On our test to measure the adequacy of a bank's capital, Liberty Bell Bank received a score of 4 out of a possible 30 points, coming in below the national average of 13.13.

One essential measure of this buffer is a bank's Tier 1 capital ratio. Liberty Bell Bank's Tier 1 capital ratio was 9.33 percent, higher than the 6 percent level considered adequate by regulators, but below the national average of 25.65 percent. A higher capital ratio suggests the bank will be better able to weather economic challenges.

Overall, Liberty Bell Bank held equity amounting to 6.58 percent of its assets, which was lower than the national average of 12.03 percent.

Asset Quality Score

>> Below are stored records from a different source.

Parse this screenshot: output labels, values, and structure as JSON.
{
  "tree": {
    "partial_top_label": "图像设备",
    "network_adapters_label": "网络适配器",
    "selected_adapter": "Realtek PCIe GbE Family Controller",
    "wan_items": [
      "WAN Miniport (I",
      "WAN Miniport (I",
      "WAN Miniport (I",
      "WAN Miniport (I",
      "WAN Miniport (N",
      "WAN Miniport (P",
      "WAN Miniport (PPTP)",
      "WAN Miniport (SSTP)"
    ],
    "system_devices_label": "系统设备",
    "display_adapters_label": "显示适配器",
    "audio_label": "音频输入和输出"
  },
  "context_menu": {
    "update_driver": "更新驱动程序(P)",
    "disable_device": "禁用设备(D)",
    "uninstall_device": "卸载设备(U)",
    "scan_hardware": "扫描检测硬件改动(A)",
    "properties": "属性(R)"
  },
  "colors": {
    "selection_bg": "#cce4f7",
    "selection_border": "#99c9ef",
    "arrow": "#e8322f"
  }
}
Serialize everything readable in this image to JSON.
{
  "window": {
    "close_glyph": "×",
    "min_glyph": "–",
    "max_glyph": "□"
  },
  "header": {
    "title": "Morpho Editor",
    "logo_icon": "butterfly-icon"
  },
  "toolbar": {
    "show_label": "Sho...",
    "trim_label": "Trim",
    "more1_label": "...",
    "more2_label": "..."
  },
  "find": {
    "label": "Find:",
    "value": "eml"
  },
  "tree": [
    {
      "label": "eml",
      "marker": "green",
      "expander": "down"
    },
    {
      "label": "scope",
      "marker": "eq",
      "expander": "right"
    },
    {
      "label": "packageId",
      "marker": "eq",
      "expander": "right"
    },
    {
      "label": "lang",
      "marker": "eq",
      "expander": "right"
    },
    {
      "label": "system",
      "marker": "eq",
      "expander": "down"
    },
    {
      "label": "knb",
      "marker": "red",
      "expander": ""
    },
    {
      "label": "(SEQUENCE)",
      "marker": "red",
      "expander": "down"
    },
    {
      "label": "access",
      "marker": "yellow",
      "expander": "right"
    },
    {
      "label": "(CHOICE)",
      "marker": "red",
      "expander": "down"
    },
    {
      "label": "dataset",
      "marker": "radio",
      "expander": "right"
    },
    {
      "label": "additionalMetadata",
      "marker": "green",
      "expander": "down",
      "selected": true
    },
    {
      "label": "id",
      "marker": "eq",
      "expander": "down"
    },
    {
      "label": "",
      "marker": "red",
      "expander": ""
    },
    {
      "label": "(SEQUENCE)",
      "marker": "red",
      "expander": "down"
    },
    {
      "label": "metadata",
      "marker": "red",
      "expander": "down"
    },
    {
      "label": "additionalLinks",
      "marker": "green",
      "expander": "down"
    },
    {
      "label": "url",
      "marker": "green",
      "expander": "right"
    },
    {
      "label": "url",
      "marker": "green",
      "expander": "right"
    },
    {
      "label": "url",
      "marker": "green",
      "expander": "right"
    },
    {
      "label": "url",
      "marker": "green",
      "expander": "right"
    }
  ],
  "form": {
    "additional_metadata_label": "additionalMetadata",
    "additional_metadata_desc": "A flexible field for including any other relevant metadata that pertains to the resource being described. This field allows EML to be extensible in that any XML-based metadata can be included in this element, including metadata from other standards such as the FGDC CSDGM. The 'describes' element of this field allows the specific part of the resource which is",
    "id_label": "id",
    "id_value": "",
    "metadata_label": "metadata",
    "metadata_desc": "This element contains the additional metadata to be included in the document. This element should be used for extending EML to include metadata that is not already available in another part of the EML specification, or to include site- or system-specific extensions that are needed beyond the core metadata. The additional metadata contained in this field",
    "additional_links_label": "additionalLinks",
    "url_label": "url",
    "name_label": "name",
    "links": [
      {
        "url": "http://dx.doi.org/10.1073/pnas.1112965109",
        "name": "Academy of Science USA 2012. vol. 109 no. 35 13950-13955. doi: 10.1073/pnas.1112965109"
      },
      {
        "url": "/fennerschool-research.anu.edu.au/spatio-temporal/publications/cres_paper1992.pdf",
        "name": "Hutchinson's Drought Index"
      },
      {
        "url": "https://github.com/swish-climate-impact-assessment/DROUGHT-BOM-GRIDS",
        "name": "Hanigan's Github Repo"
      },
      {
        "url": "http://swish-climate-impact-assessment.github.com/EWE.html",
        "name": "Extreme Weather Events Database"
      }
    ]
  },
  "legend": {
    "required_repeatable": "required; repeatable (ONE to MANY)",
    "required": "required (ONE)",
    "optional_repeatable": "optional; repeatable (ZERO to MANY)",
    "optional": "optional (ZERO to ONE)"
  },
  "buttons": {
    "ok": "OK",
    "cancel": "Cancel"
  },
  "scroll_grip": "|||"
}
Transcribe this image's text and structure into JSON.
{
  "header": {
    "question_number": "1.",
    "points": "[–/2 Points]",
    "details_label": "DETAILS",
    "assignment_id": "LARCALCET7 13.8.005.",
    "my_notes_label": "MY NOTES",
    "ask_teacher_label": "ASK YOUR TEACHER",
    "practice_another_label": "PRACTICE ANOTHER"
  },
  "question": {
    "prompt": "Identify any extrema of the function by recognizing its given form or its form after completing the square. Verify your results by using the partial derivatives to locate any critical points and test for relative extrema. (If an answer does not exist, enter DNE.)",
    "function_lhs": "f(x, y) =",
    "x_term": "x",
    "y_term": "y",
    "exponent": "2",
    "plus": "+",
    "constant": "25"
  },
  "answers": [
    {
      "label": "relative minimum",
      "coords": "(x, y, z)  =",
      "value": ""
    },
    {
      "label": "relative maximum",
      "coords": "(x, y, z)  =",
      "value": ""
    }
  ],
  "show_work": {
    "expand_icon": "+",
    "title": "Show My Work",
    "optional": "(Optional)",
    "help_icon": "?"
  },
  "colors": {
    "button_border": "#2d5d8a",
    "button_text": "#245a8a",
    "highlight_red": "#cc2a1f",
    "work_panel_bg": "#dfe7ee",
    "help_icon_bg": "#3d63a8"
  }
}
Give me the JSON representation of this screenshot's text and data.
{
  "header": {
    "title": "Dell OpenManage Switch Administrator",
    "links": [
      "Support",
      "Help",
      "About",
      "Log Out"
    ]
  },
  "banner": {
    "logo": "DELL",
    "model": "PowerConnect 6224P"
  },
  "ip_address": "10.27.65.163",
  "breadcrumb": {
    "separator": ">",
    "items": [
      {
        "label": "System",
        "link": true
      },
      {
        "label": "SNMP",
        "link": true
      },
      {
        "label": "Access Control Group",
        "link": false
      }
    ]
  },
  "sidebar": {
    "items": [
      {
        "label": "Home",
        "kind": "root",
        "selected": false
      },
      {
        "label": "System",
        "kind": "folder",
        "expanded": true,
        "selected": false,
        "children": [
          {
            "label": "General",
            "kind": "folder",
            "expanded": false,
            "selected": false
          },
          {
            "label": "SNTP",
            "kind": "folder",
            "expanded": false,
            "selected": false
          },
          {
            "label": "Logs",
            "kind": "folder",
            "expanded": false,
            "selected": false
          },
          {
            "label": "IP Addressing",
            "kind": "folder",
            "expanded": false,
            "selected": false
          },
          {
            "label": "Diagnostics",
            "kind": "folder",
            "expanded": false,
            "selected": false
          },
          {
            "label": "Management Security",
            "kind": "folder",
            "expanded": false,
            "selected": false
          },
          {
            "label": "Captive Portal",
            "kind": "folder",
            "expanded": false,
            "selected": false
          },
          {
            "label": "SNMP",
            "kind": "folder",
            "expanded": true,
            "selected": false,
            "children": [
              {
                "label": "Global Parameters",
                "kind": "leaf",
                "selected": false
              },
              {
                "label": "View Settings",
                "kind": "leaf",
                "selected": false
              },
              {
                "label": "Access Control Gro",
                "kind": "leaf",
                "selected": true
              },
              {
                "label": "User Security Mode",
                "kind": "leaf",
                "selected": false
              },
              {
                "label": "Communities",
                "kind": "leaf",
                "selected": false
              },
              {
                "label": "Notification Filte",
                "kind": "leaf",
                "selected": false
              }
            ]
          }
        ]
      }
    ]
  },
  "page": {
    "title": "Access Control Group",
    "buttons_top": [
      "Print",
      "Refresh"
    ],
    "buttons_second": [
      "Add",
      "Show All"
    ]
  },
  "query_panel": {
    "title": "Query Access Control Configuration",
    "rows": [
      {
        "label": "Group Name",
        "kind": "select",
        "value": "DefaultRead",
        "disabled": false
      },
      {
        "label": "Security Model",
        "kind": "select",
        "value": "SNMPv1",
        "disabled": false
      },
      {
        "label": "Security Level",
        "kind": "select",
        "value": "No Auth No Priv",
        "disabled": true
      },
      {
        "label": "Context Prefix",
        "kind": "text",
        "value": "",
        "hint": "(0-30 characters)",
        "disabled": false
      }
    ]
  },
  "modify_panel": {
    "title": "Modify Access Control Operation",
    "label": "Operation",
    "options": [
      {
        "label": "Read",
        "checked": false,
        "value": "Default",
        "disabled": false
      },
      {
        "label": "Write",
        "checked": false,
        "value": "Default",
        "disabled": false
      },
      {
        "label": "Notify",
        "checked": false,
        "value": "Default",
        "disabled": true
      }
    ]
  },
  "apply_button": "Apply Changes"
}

In this test, Bankrate tries to estimate the impact of problem assets, such as unpaid mortgages, on the bank's reserves set aside to cover loan losses, as well as overall capitalization.

Having large numbers of these kinds of assets suggests a bank could have to use capital to absorb losses, reducing its buffer of equity. It also means that there are likely to be many assets that are in non-accrual status and no longer earning interest for the bank, resulting in reduced earnings and potentially more risk of a future failure.

Liberty Bell Bank scored 24 out of a possible 40 points on Bankrate's asset quality test, less than the national average of 37.49.

A helpful indicator of asset quality is the percentage of problem assets a bank holds compared to its total assets. As of December 31, 2017, 1.59 percent of Liberty Bell Bank's loans were noncurrent -- in other words, they were more than 90 days past due or were in non-accrual status. That's above the national average of 1.01 percent.

Banks keep a reserve to handle troubled assets known as an "allowance for loan and lease losses." That reserve's size can be a widely used indicator when evaluating a bank's ability to manage problem assets, especially when compared to the total amount of problem loans. Unfortunately, the FDIC did not provide information on Liberty Bell Bank's loan loss allowance in its most recent filings.

Earnings score

How profitable a bank is has an effect on its long-term survivability. A bank can retain its earnings, boosting its capital cushion, or put them to work addressing problematic loans, likely making the bank more resilient in times of trouble. Conversely, losses diminish a bank's ability to do those things.

Liberty Bell Bank scored 6 out of a possible 30 on Bankrate's test of earnings, below the national average of 15.12.

One key way to measure a bank's earnings is return on equity, or net income (essentially profit) divided by total equity. Liberty Bell Bank's most recent annualized quarterly return on equity was 2.75 percent, below the national average of 8.10 percent.

The bank earned net income of $273,000 on total equity of $10.0 million for the twelve months ended December 31, 2017. The bank experienced an annualized return on average assets, or ROA, of 0.18 percent, below the 1 percent deemed satisfactory in accordance with industry standards and below the average for U.S. banks of 1.00 percent.

WHAT IS SAFE & SOUND?

Bankrate.com's Safe & Sound Ratings provide a star rating system to evaluate the current financial status of financial institutions. The information gathered about banks, credit unions and thrifts is updated as set forth in the Terms of Use of Safe & Sound Ratings and Reports. The Safe & Sound Ratings information is grouped by categories of banks, thrifts and credit unions.

Scoring methodology

Bankrate.com evaluates the financial condition of institutions and assigns a one- to five-star rating for each with five stars representing the highest rating. Institutions with satisfactory performance will generally receive a rating of three or more stars. The majority of institutions fall into the three- to four-star range. An institution with an "NR" rating may be too new to rate or may have limited the publicly available information in their regulatory filings. The "NR" is not an indication of financial strength or weakness. The Safe & Sound rating is believed to be reliable, but the information is not guaranteed. In addition, events since the information was collected may have altered the institution's financial condition.